On Thursday, August 17, the world’s first partition museum officially opened to the public, seventy years after the division of Pakistan and India at the close of the British Empire. Located in the Indian border city of Amritsar, the 17,000-square-foot colonial-style Town Hall acquired its collection, comprising personal items from the approximately fourteen million people that were displaced, from the families of those affected by the largest mass migration in history, Tim Cornwell of the Art Newspaper reports.
The London School of Economics and the University of Cambridge have assisted the museum with curatorial work and offered access to key colonial-era documents in the collections of the British Library and the National Archives. The museum staff members finalized exhibitions for the official inauguration just two days after India’s Independence Day.

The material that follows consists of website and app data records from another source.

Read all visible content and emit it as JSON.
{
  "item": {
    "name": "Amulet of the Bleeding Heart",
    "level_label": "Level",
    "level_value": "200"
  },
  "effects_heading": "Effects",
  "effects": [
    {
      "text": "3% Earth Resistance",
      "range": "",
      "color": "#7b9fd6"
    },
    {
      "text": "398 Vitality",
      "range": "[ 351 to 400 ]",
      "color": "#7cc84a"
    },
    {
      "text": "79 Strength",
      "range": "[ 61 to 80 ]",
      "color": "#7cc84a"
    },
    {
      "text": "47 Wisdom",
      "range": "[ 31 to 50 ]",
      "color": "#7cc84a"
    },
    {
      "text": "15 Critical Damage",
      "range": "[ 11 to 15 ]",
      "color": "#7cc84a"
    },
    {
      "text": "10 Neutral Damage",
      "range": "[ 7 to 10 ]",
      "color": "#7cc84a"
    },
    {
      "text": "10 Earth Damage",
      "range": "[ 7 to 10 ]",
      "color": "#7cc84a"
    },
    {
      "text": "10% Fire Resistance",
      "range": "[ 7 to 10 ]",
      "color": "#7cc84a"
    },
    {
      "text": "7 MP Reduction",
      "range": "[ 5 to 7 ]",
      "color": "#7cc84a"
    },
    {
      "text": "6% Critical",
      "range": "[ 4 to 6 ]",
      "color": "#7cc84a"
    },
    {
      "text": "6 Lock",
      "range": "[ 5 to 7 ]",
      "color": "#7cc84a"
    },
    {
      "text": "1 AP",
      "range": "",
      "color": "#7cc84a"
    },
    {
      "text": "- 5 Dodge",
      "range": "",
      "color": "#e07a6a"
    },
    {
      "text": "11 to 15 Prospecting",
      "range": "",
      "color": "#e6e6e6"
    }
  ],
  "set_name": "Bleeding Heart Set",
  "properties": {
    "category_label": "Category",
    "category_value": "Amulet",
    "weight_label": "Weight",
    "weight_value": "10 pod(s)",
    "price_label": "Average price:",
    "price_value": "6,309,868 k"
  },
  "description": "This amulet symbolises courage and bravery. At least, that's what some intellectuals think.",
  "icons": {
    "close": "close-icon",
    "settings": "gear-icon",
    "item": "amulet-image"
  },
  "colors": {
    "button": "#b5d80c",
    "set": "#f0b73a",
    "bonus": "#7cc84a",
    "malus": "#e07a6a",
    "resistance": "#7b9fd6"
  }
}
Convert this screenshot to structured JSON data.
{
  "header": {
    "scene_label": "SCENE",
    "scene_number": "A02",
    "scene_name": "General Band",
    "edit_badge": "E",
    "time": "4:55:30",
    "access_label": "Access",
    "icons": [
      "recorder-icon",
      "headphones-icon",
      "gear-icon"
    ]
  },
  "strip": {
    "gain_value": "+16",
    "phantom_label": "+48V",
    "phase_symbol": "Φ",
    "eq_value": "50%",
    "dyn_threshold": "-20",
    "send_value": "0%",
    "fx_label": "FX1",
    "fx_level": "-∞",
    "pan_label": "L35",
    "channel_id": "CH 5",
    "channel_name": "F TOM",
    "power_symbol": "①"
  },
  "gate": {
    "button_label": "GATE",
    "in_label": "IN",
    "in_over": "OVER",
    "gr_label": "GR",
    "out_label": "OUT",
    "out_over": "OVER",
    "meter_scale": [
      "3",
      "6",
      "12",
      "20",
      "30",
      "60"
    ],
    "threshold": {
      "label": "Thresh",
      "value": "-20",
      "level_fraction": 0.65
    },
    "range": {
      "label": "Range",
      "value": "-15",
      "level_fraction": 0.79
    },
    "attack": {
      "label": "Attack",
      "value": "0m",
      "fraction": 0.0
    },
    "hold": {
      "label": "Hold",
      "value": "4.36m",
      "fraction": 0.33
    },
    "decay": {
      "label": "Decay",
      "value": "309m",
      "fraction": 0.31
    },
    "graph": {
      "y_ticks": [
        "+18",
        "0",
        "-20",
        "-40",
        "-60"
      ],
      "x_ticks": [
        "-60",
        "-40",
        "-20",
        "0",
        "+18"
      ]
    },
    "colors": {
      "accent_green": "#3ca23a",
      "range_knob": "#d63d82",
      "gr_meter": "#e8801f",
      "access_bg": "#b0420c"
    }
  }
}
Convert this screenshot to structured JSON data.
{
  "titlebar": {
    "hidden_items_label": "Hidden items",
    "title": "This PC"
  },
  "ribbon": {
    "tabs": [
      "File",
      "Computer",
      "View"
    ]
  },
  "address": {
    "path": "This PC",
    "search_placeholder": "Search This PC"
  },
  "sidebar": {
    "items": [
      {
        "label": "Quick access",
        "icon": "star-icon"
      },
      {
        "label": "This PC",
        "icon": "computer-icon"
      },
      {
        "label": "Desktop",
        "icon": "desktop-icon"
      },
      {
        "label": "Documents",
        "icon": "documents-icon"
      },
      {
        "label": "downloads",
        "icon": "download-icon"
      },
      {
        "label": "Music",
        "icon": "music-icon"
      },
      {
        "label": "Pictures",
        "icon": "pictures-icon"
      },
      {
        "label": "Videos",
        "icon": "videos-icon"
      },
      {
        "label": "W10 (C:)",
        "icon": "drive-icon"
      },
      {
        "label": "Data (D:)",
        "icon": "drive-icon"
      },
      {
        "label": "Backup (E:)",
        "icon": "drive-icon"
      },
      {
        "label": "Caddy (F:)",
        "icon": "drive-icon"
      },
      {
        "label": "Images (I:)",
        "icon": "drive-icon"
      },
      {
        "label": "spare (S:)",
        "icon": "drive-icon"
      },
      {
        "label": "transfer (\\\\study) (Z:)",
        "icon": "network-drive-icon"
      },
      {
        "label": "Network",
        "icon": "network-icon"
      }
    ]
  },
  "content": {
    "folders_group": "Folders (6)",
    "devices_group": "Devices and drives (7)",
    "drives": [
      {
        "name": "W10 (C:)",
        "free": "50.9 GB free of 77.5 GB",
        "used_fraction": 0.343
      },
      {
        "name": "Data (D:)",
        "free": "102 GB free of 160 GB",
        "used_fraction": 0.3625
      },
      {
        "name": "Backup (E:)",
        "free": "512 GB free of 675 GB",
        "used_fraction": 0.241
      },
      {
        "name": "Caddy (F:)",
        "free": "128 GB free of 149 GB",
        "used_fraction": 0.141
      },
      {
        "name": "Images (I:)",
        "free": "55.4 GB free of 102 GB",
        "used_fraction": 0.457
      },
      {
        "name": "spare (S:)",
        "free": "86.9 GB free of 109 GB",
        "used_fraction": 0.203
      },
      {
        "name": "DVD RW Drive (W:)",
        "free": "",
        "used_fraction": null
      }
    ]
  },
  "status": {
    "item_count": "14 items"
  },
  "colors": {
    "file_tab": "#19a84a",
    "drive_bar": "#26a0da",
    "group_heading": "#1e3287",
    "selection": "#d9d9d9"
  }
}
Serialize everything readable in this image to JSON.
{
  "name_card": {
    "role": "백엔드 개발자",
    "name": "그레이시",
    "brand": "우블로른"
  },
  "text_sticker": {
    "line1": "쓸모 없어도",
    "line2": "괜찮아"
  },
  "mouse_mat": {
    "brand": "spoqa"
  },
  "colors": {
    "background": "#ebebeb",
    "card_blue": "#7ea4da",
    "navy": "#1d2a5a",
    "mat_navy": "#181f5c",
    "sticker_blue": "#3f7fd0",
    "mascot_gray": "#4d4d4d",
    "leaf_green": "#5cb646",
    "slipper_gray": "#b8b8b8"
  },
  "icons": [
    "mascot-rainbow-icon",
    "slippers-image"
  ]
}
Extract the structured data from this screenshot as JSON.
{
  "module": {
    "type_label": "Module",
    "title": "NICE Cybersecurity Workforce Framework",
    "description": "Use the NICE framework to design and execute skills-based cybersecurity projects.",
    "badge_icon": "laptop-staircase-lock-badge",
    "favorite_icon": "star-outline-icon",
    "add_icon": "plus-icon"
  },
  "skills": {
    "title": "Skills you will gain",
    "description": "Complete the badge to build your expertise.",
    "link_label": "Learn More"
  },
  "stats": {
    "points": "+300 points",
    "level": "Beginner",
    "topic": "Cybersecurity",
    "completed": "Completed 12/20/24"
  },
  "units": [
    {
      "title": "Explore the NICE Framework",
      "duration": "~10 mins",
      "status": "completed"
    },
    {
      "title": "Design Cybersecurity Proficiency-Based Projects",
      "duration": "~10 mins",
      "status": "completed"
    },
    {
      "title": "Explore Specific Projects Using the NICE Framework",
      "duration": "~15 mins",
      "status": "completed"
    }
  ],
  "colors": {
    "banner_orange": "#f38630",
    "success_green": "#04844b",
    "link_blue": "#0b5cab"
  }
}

The museum’s building, provided by the Punjab government, is now declared part of Heritage Street, a remodeled stretch connected to the Golden Temple complex, Sikhism’s holiest site. Within it are fourteen galleries, which present stories from the period, including how the spread of cholera, hunger, and monsoon rains caused the deaths of nearly two million people. Among the artworks currently on view are sketches and sculptures by Sardari Lal Parasher, a former refugee camp commander and vice principal of Lahore’s Mayo School of Arts (now Pakistan’s National College of Arts).